It was 1945 at the tail end of World War II. Pvt. McGinley was doing a routine sweep at a farmhouse at the edge of the small German town his company was occupying. His knocks went unanswered, so he opened the door. Even though most of the fighting was well north of the town, he still kept his guard up. The farmhouse was deserted. The cabinets were barren with little food left in the pantry. McGinley surmised that they left when word spread that the Americans were coming. He made his way through the house until he reached the master bedroom. The only furniture that was still in tact was a small vanity piece with a small velvet-covered box. McGinley opened it up. Inside was a small pocket watch with a navy blue face.

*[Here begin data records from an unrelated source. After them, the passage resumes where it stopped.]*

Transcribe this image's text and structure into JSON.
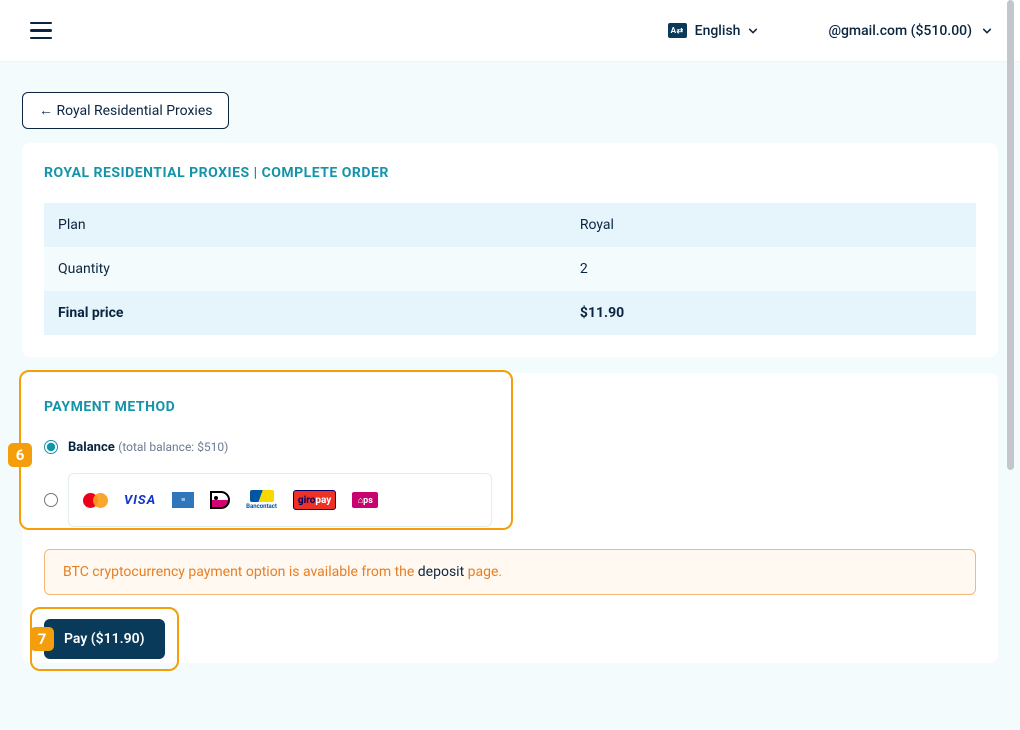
{
  "header": {
    "language_label": "English",
    "language_badge": "A⇄",
    "account_text": "@gmail.com ($510.00)"
  },
  "back_button": "← Royal Residential Proxies",
  "order": {
    "title": "ROYAL RESIDENTIAL PROXIES | COMPLETE ORDER",
    "rows": [
      {
        "label": "Plan",
        "value": "Royal"
      },
      {
        "label": "Quantity",
        "value": "2"
      },
      {
        "label": "Final price",
        "value": "$11.90"
      }
    ]
  },
  "payment": {
    "title": "PAYMENT METHOD",
    "balance_label": "Balance",
    "balance_sub": "(total balance: $510)",
    "alert_prefix": "BTC cryptocurrency payment option is available from the ",
    "alert_link": "deposit",
    "alert_suffix": " page.",
    "pay_button": "Pay ($11.90)"
  },
  "annotations": {
    "badge6": "6",
    "badge7": "7"
  },
  "icons": {
    "visa": "VISA",
    "giropay_g": "giro",
    "giropay_p": "pay",
    "eps": "⌂ps",
    "banc": "Bancontact"
  }
}
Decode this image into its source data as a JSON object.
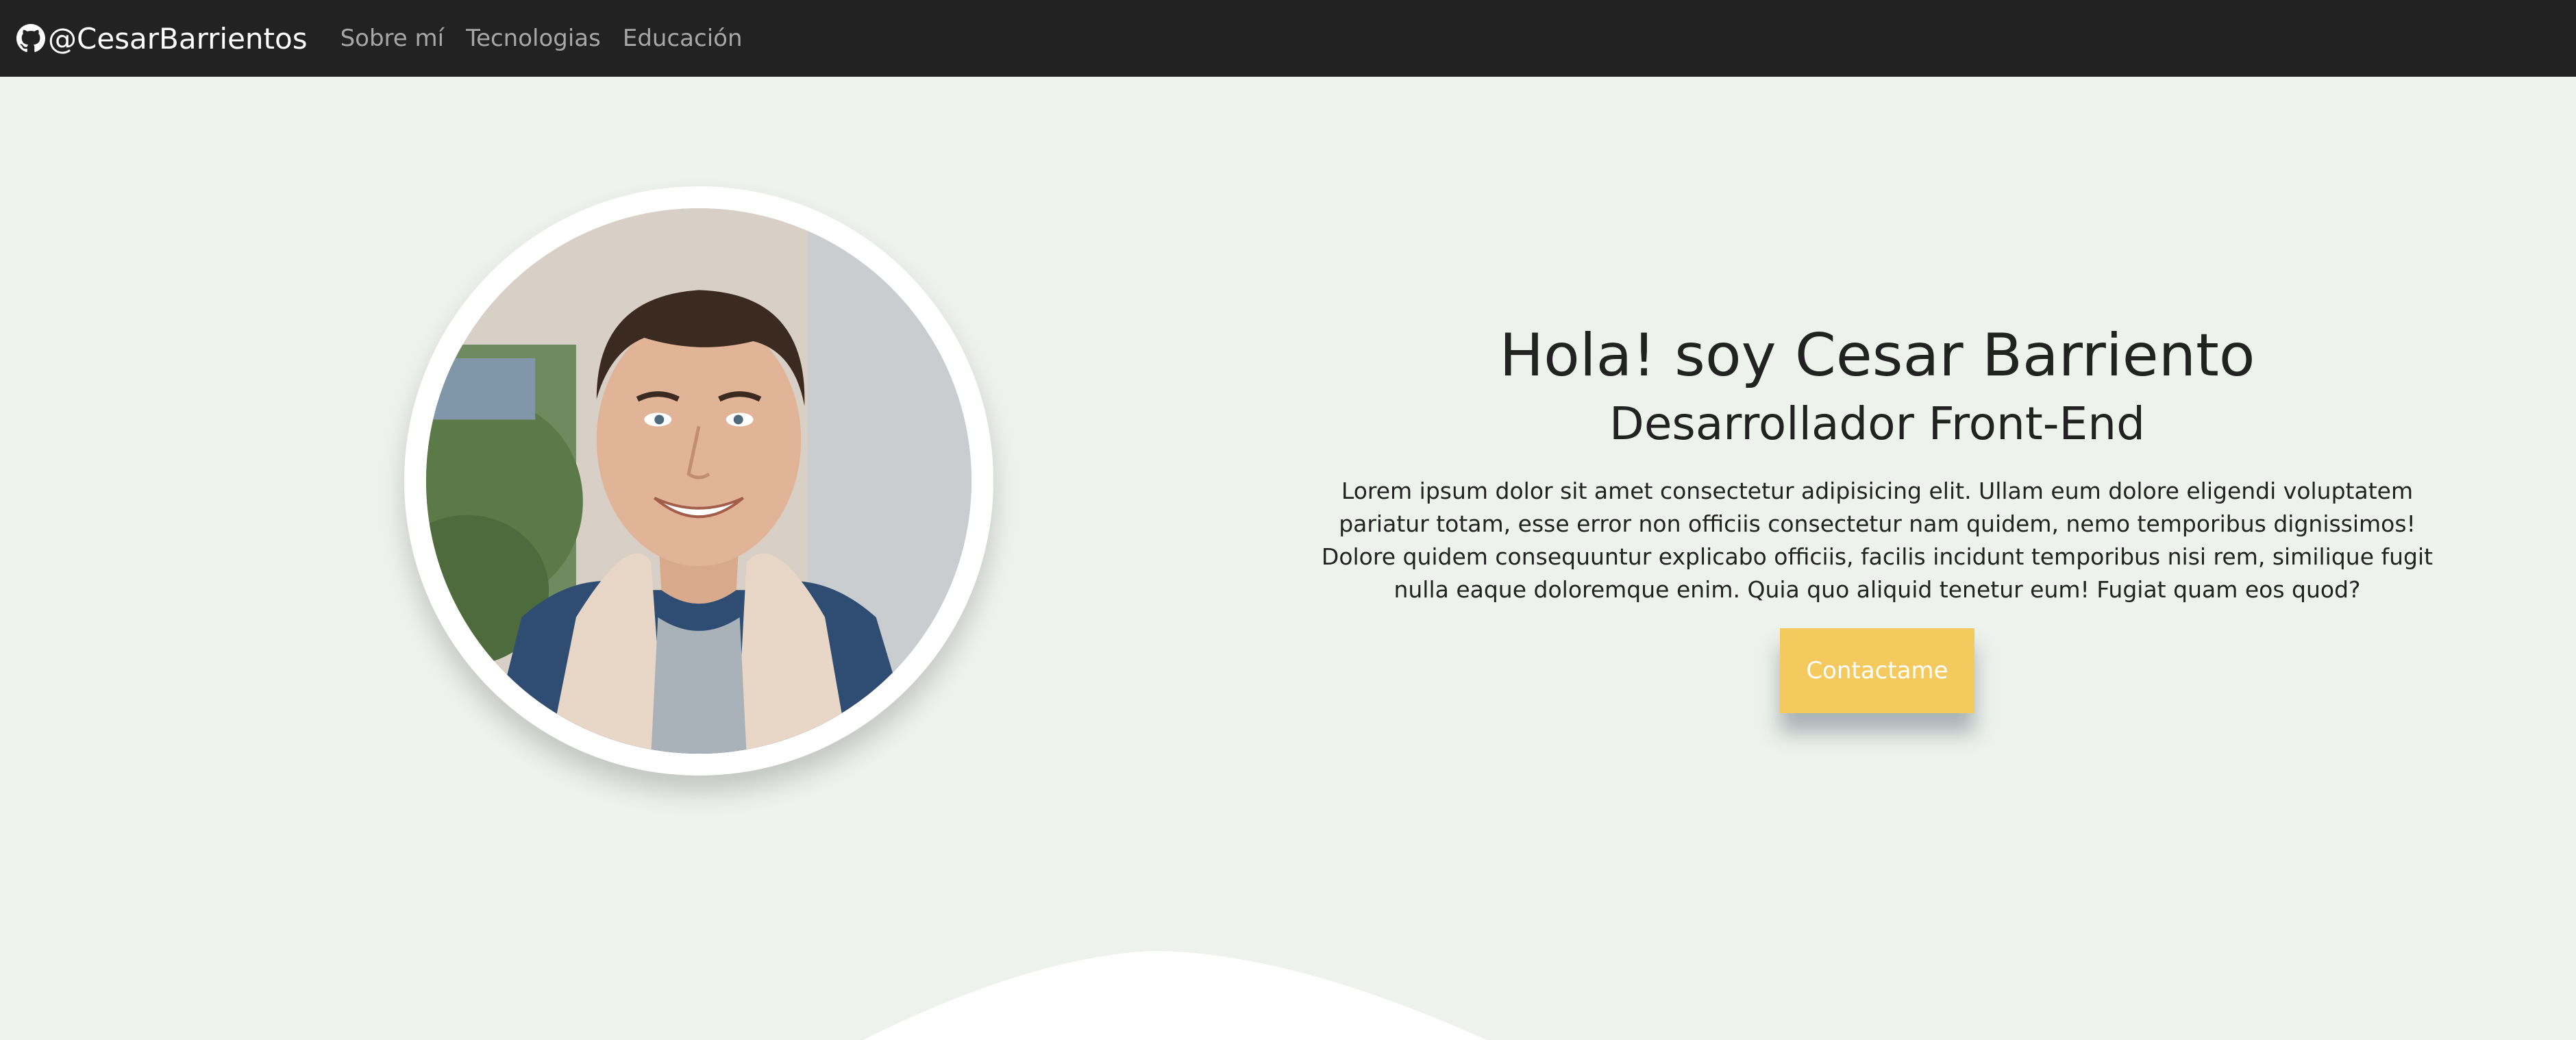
{
  "navbar": {
    "brand_label": "@CesarBarrientos",
    "brand_icon": "github-icon",
    "links": [
      {
        "label": "Sobre mí"
      },
      {
        "label": "Tecnologias"
      },
      {
        "label": "Educación"
      }
    ]
  },
  "hero": {
    "title": "Hola! soy Cesar Barriento",
    "subtitle": "Desarrollador Front-End",
    "description": "Lorem ipsum dolor sit amet consectetur adipisicing elit. Ullam eum dolore eligendi voluptatem pariatur totam, esse error non officiis consectetur nam quidem, nemo temporibus dignissimos! Dolore quidem consequuntur explicabo officiis, facilis incidunt temporibus nisi rem, similique fugit nulla eaque doloremque enim. Quia quo aliquid tenetur eum! Fugiat quam eos quod?",
    "cta_label": "Contactame"
  },
  "colors": {
    "navbar_bg": "#222222",
    "page_bg": "#eef2ec",
    "cta_bg": "#f4ca5e",
    "text": "#222222",
    "nav_link": "#a7a7a7"
  }
}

Beautiful, he thought to himself. He took it out of the box and admired it in his hands. It glimmered in the sunlight that reflected off the mirror. Satisfied with his treasure, he left the farmhouse otherwise untouched. His unit was waiting for him at the train depot a mile up the road.
“Find anything good, McGinley?” asked Sergeant Jones, McGinley’s commanding officer.
McGinley felt the hard metal timepiece in the pocket of his coat, but shook his head. He wasn’t necessarily afraid of reprimand. A wristwatch wasn’t the most expensive thing he’s seen taken from the Germans, but he felt as if it was a secret and that he must take it with him if he was to keep the watch.
“Hey Gramps?” I asked, holding a small metal tin I had found in one of the many cardboard boxes in my grandfather’s storage room. “What’s in this?”
Gramps slowly got to his knees and shook off the dust off his green trousers. He slowly made his way over to where I was standing.
“My, My.” he said. “I was looking for this very tin twenty years ago. Go ahead, kid. Open it.”
I undid the latch and slowly lifted the lid to reveal an old blue pocket watch. I wiped its dirty glass face and held it too my ear.
“It should. That’s a top quality German watchmaking. I found it during the war.”
“‘Found it,’” I said sarcastically.
“Hey I once saw a man take an entire silver candelabra from a French chateau. I didn’t think anyone was gonna miss a small wristwatch.”
“I guess so,” I said, moving the watch around in my hand.
Gramps moved away from me, rubbing his hands.
“I was going to give it to your father as a wedding present,” he said. “But I lost it when I had to put all my stuff in this goddamn foot locker after the divorce.” He waved his hands over the sea of cardboard around him.
“Well, at least we found it now,” I said, putting it back into the tin. “You could still give it to Dad if you want.”
Gramps shook his head.
“I want you to have it. Not that you care about knowing the time. But it would be a nice thing to display in your apartment.”
“We’ll see. Katy is usually the one who decorates.”
I paused for a moment.
“But thanks. It means a lot.”
Gramps turned around, revealing a smile.
“You’re welcome, kid.”
He put his hands on my shoulder, and, together, we walked out of the storage room and headed downstairs to eat lunch that Katy and my grandmother had prepared.